##### SOURCE MATERIAL #####
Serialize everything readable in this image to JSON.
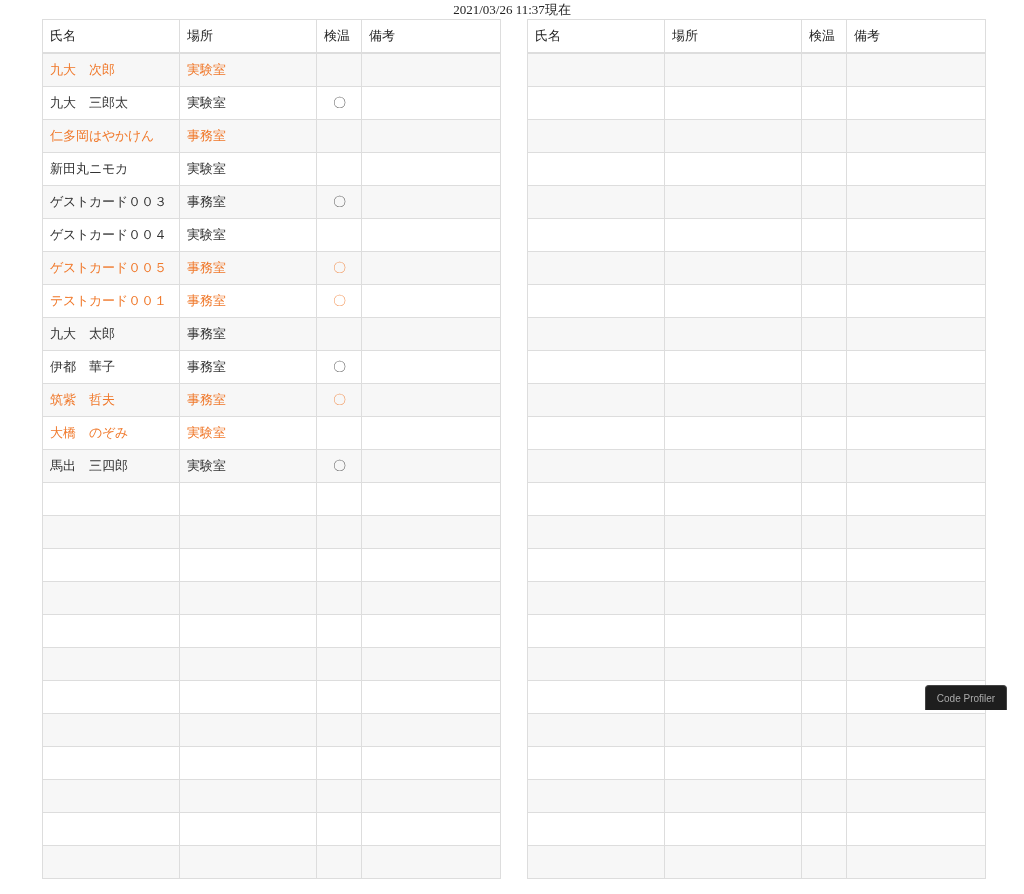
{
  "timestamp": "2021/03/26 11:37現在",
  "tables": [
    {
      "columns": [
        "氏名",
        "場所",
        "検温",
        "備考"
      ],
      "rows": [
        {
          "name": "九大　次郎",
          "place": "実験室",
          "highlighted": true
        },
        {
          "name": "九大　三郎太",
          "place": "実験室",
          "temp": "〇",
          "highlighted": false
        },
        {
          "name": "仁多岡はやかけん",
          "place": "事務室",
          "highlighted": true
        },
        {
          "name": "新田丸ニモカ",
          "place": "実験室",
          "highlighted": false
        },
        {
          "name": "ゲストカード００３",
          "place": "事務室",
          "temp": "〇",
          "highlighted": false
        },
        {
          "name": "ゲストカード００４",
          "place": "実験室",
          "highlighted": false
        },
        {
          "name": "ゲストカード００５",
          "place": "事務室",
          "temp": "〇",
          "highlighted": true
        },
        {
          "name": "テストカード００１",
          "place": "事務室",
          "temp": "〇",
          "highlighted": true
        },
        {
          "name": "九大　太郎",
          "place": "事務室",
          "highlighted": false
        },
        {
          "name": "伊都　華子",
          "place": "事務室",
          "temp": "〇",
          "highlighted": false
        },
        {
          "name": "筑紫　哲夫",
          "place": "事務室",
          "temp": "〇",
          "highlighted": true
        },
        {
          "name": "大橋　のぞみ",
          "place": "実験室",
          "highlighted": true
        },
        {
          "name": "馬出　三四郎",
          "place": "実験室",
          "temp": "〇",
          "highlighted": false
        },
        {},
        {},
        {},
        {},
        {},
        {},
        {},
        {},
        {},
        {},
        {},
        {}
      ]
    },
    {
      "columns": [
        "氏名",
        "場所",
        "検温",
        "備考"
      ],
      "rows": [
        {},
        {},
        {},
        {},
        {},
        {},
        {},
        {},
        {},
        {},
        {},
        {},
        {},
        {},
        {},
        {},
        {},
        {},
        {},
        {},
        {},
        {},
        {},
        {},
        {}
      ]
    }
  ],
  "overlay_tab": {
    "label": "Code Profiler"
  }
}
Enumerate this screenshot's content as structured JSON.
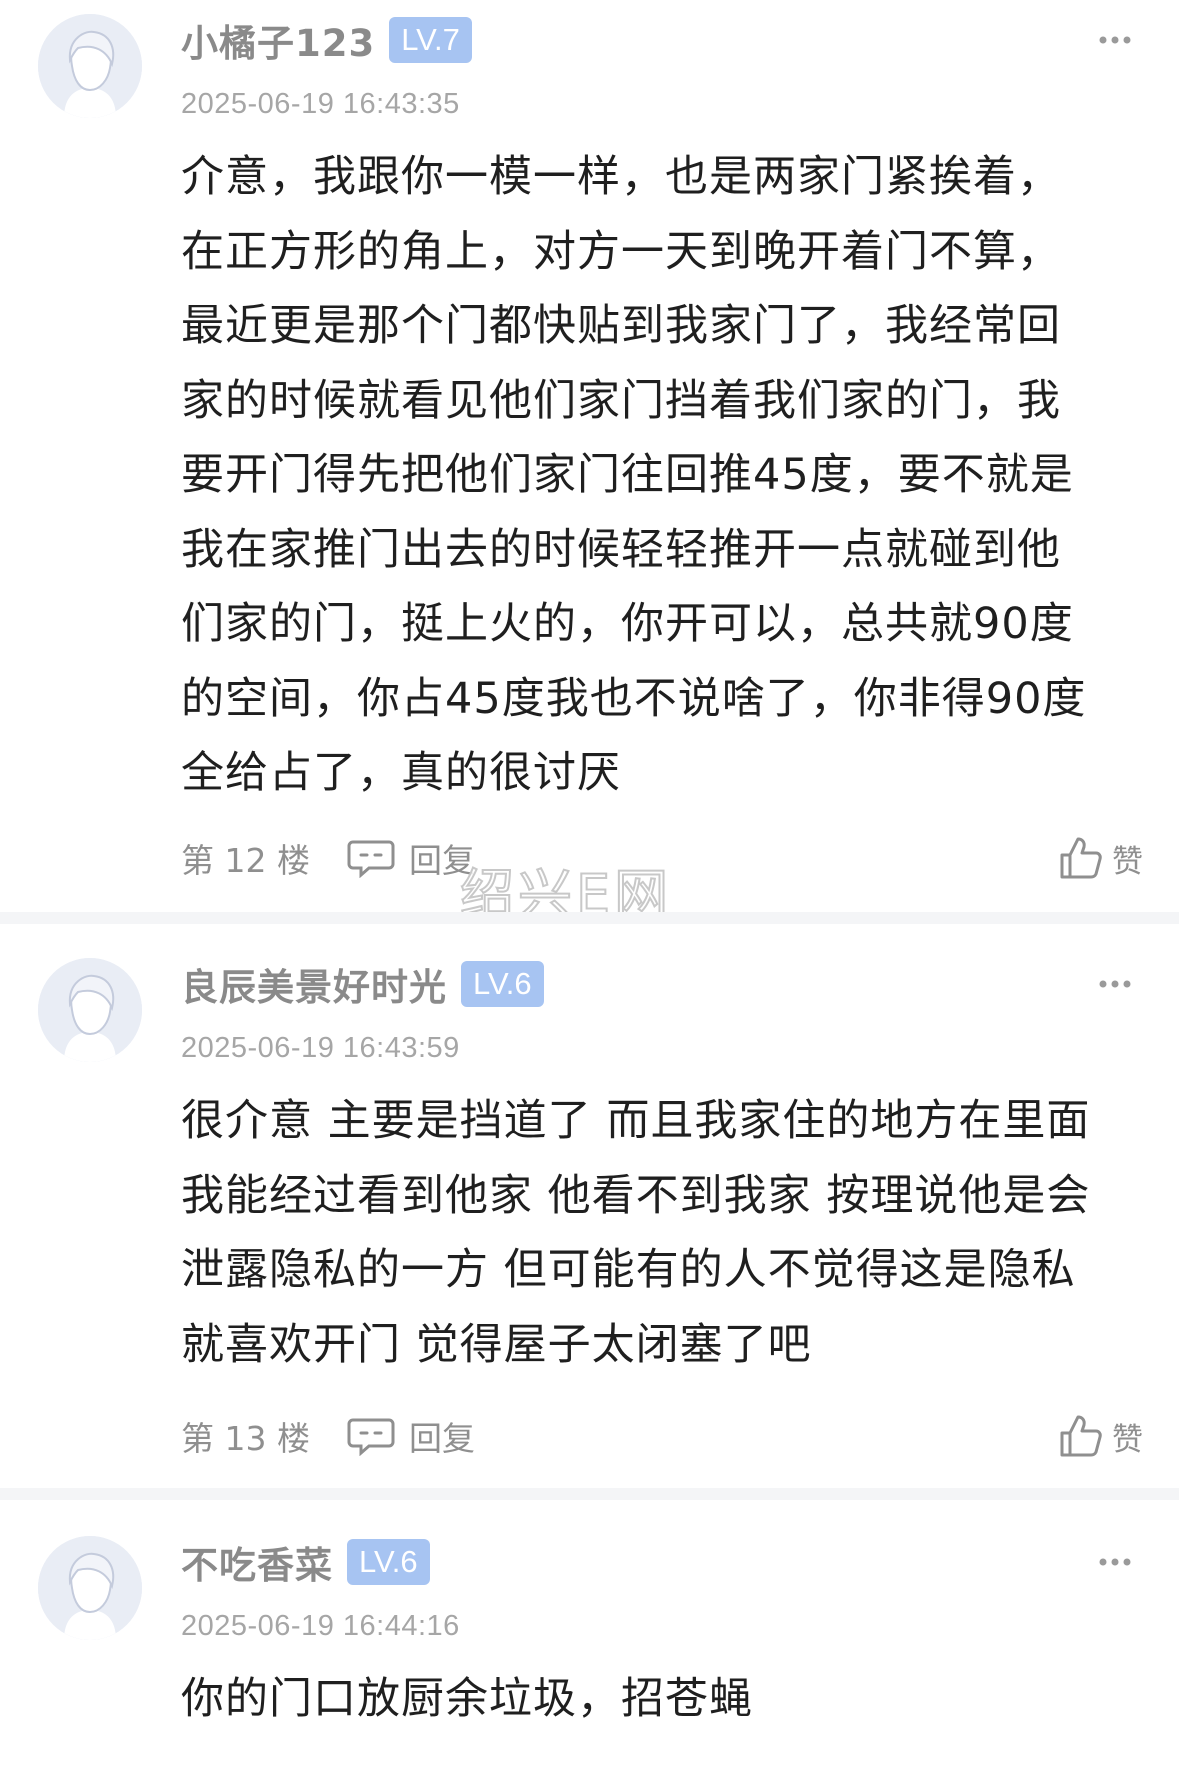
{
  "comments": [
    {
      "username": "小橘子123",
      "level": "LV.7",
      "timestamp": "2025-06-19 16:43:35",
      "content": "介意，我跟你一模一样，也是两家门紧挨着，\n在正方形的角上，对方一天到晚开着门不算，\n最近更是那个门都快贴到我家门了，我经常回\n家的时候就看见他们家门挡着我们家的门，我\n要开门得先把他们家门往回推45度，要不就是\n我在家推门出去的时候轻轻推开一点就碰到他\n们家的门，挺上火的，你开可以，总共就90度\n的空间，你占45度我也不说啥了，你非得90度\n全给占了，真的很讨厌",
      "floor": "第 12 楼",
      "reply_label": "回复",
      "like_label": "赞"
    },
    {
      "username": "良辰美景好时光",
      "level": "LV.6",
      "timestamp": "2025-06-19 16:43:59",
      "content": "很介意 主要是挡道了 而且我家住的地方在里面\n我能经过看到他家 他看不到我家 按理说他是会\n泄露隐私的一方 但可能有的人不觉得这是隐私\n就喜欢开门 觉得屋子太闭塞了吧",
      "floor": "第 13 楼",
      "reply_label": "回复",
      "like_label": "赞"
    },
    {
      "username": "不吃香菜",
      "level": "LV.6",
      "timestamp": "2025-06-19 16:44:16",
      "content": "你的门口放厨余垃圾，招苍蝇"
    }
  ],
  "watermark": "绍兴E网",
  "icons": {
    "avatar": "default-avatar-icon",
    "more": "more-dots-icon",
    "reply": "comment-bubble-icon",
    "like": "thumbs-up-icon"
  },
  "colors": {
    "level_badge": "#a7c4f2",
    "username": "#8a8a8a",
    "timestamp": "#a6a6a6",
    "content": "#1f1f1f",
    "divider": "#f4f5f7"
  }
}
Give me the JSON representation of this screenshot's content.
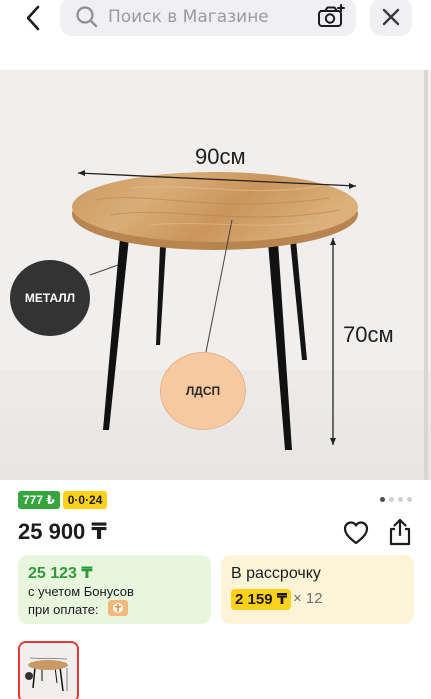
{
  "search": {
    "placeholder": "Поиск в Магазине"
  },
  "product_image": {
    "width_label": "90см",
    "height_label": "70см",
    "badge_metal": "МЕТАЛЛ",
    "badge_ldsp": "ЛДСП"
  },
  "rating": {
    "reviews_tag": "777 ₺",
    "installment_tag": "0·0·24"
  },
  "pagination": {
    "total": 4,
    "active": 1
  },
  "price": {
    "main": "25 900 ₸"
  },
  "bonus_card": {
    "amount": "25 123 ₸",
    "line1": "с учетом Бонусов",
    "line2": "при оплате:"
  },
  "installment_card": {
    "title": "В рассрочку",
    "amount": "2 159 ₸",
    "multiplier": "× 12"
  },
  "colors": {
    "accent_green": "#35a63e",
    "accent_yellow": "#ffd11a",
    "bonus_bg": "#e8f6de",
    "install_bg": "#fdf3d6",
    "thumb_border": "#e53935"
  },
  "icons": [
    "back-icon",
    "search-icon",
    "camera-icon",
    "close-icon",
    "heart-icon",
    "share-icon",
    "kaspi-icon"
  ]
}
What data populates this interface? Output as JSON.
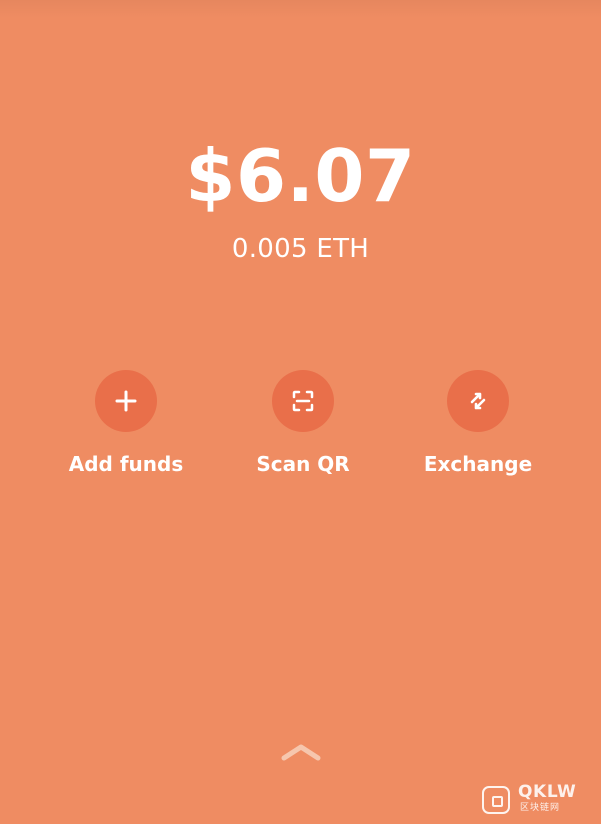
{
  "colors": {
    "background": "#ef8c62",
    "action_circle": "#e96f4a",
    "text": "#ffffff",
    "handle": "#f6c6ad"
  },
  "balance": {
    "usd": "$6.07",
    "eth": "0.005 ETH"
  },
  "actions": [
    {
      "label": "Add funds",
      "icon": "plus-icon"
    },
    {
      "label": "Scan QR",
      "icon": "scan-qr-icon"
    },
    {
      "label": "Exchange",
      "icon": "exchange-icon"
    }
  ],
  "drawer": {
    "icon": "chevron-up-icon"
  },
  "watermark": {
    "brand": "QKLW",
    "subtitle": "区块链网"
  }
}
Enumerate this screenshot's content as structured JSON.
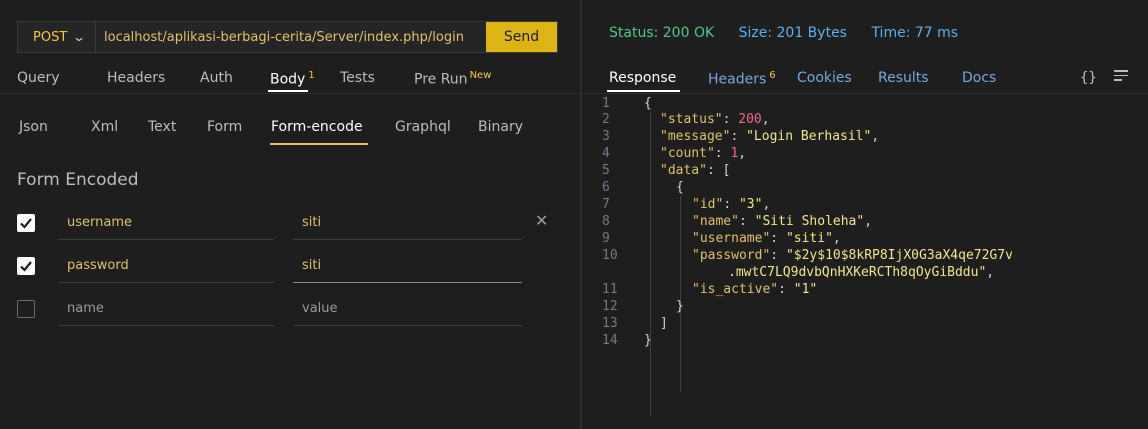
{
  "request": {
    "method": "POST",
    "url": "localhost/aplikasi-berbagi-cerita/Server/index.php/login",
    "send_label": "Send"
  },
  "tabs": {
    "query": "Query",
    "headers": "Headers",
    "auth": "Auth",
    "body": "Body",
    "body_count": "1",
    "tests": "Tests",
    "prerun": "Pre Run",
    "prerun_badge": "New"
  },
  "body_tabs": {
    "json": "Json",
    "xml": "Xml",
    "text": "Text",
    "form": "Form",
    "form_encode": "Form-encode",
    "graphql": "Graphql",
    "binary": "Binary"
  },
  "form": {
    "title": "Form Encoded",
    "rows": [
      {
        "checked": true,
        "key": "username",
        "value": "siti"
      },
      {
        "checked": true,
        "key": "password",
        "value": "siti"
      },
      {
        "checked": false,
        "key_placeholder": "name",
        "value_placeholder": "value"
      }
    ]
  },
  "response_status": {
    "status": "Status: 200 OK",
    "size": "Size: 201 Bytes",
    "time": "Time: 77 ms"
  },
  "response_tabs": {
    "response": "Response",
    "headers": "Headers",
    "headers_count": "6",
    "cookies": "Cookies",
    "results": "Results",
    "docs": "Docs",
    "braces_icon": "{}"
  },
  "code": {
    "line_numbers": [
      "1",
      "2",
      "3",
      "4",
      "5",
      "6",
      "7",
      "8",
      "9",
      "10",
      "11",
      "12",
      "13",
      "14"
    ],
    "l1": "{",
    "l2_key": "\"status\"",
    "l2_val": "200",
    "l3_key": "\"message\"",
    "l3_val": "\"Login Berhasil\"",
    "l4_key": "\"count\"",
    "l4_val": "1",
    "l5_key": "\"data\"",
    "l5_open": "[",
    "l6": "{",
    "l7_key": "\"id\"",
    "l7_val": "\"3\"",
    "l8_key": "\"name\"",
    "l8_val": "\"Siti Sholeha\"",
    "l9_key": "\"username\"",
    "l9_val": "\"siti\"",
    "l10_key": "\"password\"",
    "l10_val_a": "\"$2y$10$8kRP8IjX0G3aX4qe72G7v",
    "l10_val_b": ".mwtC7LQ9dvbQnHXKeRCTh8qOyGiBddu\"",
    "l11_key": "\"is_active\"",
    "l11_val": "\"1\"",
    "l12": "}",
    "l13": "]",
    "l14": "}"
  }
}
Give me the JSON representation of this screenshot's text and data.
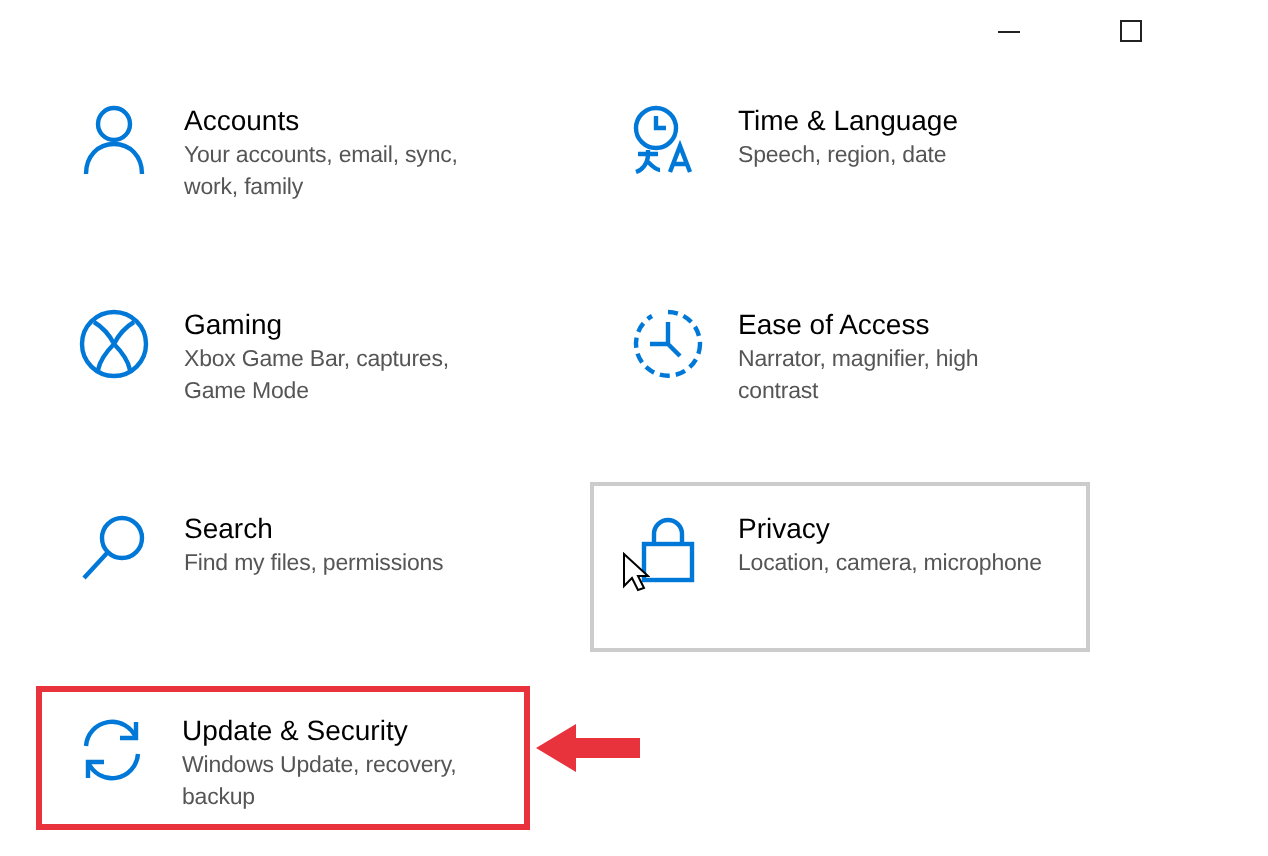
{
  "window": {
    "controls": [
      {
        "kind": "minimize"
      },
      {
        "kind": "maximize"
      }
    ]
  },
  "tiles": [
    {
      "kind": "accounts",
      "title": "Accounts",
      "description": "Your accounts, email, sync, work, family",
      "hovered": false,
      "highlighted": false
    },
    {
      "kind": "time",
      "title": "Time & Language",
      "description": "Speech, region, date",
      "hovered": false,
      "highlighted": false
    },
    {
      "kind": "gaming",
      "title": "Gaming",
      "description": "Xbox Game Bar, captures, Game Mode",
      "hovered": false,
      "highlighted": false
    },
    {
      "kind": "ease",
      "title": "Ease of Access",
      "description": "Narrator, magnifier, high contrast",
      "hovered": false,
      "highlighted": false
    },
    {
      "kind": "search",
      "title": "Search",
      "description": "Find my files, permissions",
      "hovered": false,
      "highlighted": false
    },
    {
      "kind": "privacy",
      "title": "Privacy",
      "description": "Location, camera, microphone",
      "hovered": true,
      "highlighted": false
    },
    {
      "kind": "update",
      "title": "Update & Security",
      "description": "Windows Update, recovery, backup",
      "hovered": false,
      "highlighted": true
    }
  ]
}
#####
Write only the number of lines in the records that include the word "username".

ANSWER SPACE:
6